_WHAT IS NEEDED:_ Could you find every line in the entries below that holds the word "name" and copy it?

App and web page records:
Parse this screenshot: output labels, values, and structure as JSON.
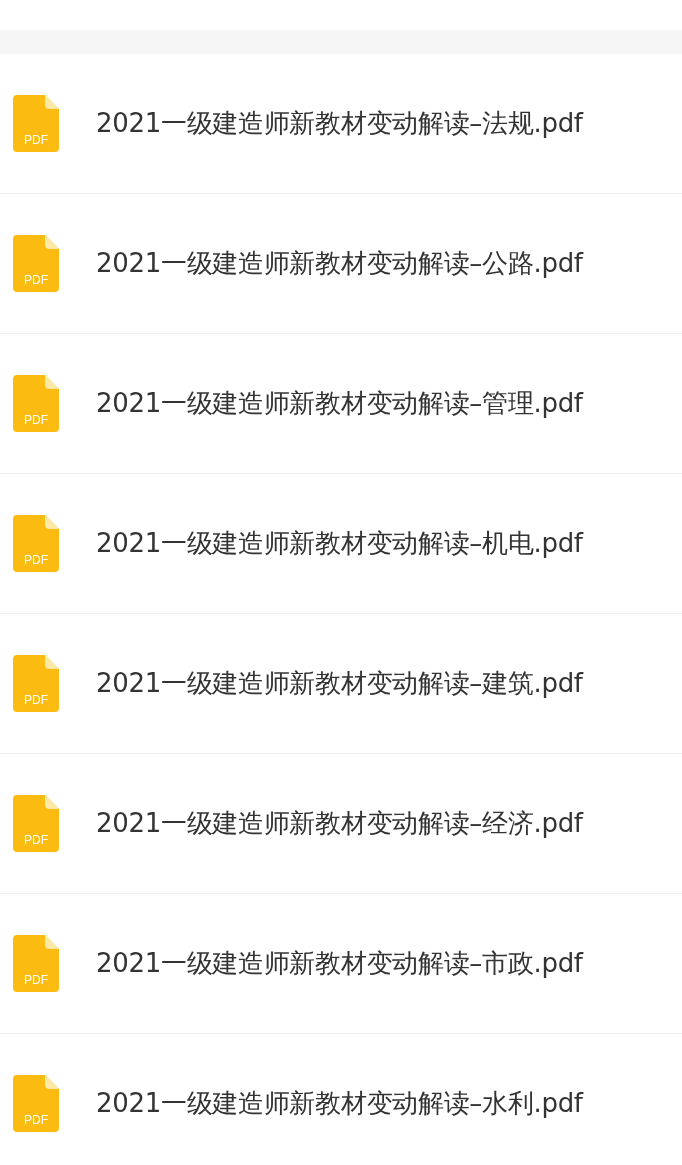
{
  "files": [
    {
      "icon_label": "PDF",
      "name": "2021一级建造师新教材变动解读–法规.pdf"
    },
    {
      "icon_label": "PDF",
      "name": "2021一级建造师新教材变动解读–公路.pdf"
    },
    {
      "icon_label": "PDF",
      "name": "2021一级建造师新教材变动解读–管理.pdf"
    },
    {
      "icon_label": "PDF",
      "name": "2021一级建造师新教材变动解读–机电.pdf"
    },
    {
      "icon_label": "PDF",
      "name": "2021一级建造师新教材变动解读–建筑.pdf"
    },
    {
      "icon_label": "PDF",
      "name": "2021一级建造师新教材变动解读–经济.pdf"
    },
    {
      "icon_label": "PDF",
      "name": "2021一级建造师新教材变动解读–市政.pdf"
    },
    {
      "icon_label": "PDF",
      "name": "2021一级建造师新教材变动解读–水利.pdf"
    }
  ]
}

_PROBLEM SOLUTION:_
      "name": "2021一级建造师新教材变动解读–法规.pdf"
      "name": "2021一级建造师新教材变动解读–公路.pdf"
      "name": "2021一级建造师新教材变动解读–管理.pdf"
      "name": "2021一级建造师新教材变动解读–机电.pdf"
      "name": "2021一级建造师新教材变动解读–建筑.pdf"
      "name": "2021一级建造师新教材变动解读–经济.pdf"
      "name": "2021一级建造师新教材变动解读–市政.pdf"
      "name": "2021一级建造师新教材变动解读–水利.pdf"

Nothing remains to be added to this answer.